======== MATERIAL SUPPLIED ========

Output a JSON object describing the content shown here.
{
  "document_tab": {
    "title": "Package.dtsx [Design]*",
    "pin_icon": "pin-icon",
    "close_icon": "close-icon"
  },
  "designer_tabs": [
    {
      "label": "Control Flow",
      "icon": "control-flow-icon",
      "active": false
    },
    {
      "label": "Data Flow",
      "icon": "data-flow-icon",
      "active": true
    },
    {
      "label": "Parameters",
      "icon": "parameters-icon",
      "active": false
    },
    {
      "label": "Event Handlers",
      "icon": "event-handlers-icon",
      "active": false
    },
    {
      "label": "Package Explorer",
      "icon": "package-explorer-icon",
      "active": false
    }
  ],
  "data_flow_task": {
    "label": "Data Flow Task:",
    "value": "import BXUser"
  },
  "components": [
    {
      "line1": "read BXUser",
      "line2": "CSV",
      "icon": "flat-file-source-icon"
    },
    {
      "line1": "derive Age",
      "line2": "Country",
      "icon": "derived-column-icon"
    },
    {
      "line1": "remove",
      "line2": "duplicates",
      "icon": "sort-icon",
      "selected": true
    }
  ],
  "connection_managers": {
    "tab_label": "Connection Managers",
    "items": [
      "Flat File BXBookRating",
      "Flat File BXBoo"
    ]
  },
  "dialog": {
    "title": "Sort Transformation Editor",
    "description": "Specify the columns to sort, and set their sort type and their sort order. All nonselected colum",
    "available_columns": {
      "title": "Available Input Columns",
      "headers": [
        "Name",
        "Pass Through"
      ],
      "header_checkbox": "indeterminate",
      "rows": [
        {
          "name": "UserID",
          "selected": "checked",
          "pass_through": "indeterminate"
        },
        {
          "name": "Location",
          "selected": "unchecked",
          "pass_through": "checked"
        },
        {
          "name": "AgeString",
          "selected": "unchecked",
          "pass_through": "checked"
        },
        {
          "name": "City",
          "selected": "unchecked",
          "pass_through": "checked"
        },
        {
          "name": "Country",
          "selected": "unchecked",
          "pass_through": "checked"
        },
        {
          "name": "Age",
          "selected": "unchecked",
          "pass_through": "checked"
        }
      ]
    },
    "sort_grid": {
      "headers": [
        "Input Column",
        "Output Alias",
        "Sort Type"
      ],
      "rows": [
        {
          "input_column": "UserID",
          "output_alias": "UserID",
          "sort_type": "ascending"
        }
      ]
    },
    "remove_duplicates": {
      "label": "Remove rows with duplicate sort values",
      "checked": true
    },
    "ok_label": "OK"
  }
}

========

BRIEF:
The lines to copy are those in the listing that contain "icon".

OUTPUT:
    "pin_icon": "pin-icon",
    "close_icon": "close-icon"
      "icon": "control-flow-icon",
      "icon": "data-flow-icon",
      "icon": "parameters-icon",
      "icon": "event-handlers-icon",
      "icon": "package-explorer-icon",
      "icon": "flat-file-source-icon"
      "icon": "derived-column-icon"
      "icon": "sort-icon",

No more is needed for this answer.